Avoid Accessing Sensitive Information.
When using a public Wi-Fi network, it’s best to avoid accessing sensitive information. You can probably do it if you need to browse for directions online or do something less sensitive. But if you’re trying to pay your bills or buy something, it may be best to wait.
Use a VPN
A great way to minimize public Wi-Fi security risks is to use a virtual private network (VPN). By using a VPN on public Wi-Fi, you’re accessing a private network, or VPN tunnel, through which you send and receive information, adding an extra layer of security to your connection. While some VPNs are free, you’ll likely have to pay for the best security features.

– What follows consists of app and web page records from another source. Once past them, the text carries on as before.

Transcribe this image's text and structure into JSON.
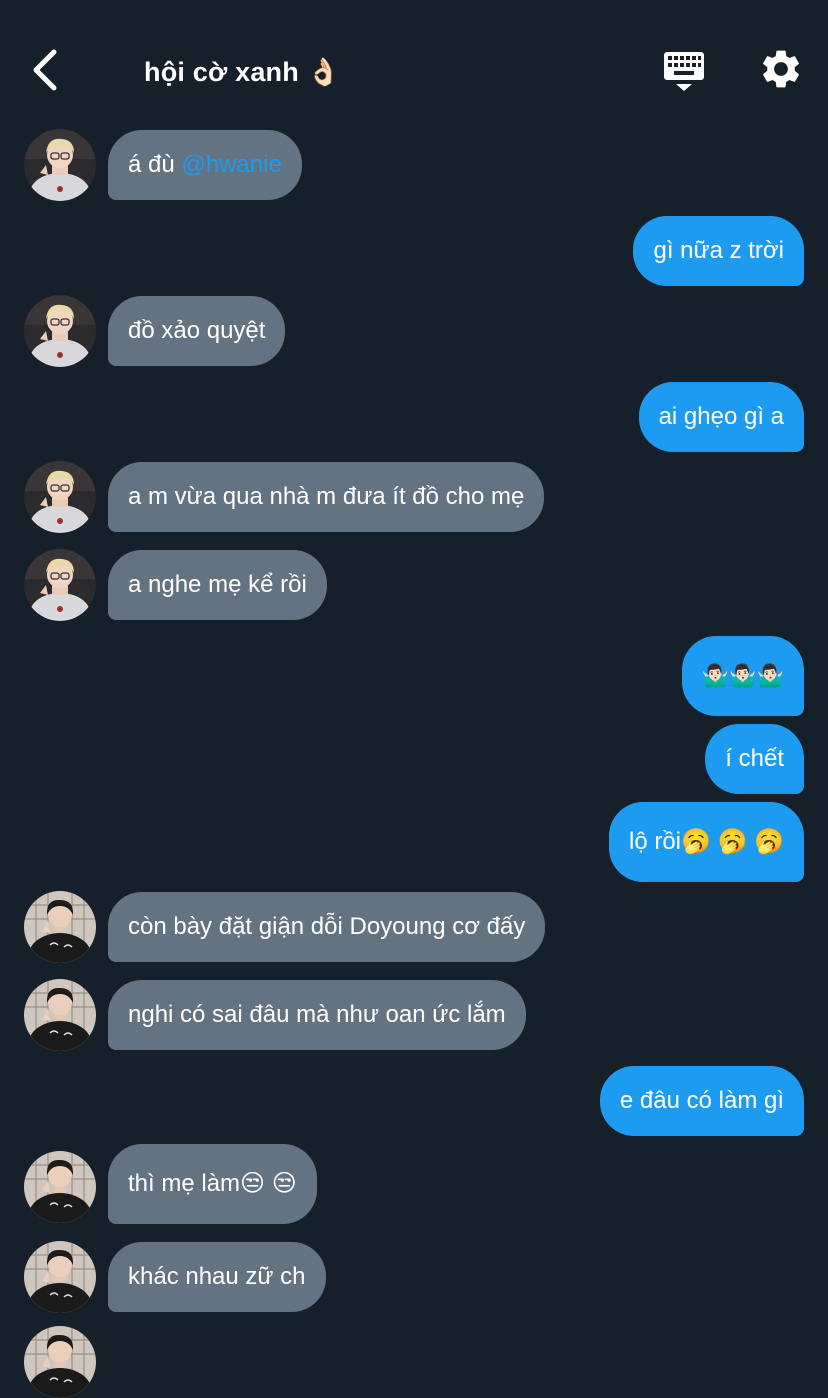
{
  "header": {
    "title": "hội cờ xanh 👌🏻",
    "back_icon": "chevron-left-icon",
    "keyboard_icon": "keyboard-icon",
    "settings_icon": "gear-icon"
  },
  "colors": {
    "background": "#15202b",
    "incoming_bubble": "#637381",
    "outgoing_bubble": "#1d9bf0",
    "mention": "#1d9bf0"
  },
  "messages": [
    {
      "side": "in",
      "sender": "user-a",
      "text": "á đù ",
      "mention": "@hwanie"
    },
    {
      "side": "out",
      "text": "gì nữa z trời"
    },
    {
      "side": "in",
      "sender": "user-a",
      "text": "đồ xảo quyệt"
    },
    {
      "side": "out",
      "text": "ai ghẹo gì a"
    },
    {
      "side": "in",
      "sender": "user-a",
      "text": "a m vừa qua nhà m đưa ít đồ cho mẹ"
    },
    {
      "side": "in",
      "sender": "user-a",
      "text": "a nghe mẹ kể rồi"
    },
    {
      "side": "out",
      "text": "🤷🏻‍♂️🤷🏻‍♂️🤷🏻‍♂️"
    },
    {
      "side": "out",
      "text": "í chết"
    },
    {
      "side": "out",
      "text": "lộ rồi🥱 🥱 🥱"
    },
    {
      "side": "in",
      "sender": "user-b",
      "text": "còn bày đặt giận dỗi Doyoung cơ đấy"
    },
    {
      "side": "in",
      "sender": "user-b",
      "text": "nghi có sai đâu mà như oan ức lắm"
    },
    {
      "side": "out",
      "text": "e đâu có làm gì"
    },
    {
      "side": "in",
      "sender": "user-b",
      "text": "thì mẹ làm😒 😒"
    },
    {
      "side": "in",
      "sender": "user-b",
      "text": "khác nhau zữ ch"
    }
  ]
}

Be sure to buy your VPN from a trusted provider to ensure your data is safe.
Stick to “HTTPS” Websites
Only browse websites that include an SSL certificate while on public Wi-Fi. A website has an SSL certificate when the URL begins with “HTTPS.” Website addresses that start with “HTTPS” are encrypted, adding an extra layer of security and making your browsing more secure. If you connect to unsecured Wi-Fi networks and use “HTTP” instead of “HTTPS” addresses, your traffic could be visible to anyone else on the network.
Use Browser Extensions
Consider installing an extension like HTTPS Everywhere*, which will force all websites you visit to connect using “HTTPS.” This is a Firefox, Chrome, and Opera extension produced by a collaboration between the Electronic Frontier Foundation and The Tor Project. Using this extension can reduce the risk of ending up on an unsafe website.
Adjust Your Connection Settings
Configure the wireless settings on your devices to not automatically connect to available public hotspots. You can do this by turning off the “Connect Automatically” feature on your devices so they don’t auto-connect and search for known Wi-Fi networks.
Doing this can prevent your computer or device from broadcasting that it’s trying to connect to your “home Wi-Fi” network and allow an attacker to create a bogus network with the same name.
Turn Off File Sharing
Make sure you turn off file sharing before accessing public Wi-Fi. If you keep file sharing on, your folders may be accessible to anyone connected to the same public network, allowing a hacker to get their hands on your private information without your permission.
Use Two-Factor Authentication (2FA)
Cyber snoops could gain access to your passwords when you’re using public Wi-Fi. One way to enhance your protection is by enabling two-factor authentication (2FA) on any services that offer it. When enabled, this ensures that even if someone gains access to your password while you’re using public Wi-Fi, they won’t be able to access your accounts. Usually, you’ll receive a second login step — a call or a code on your smartphone, for instance — that you’ll use to log in to your account.
Keep Your Operating System Up to Date
It’s crucial always to update your operating system (OS). OS updates often include critical security patches that can further protect your device from Wi-Fi threats. By always installing the latest updates, you can browse the web knowing the most up-to-date security features protect you.
Remember to Log Out
When you’re done browsing, be sure to log out of any services you were using. Also, check your settings to make sure your device will “forget the network” and not automatically reconnect to that network again if you’re within range without your permission. This can help minimize the time your device is connected to a public network.
Use Antivirus Software
Using antivirus software is another excellent way to stay safe while using public Wi-Fi. With antivirus software installed, you can use public Wi-Fi networks knowing you are protected against cybersecurity threats such as computer viruses and spyware.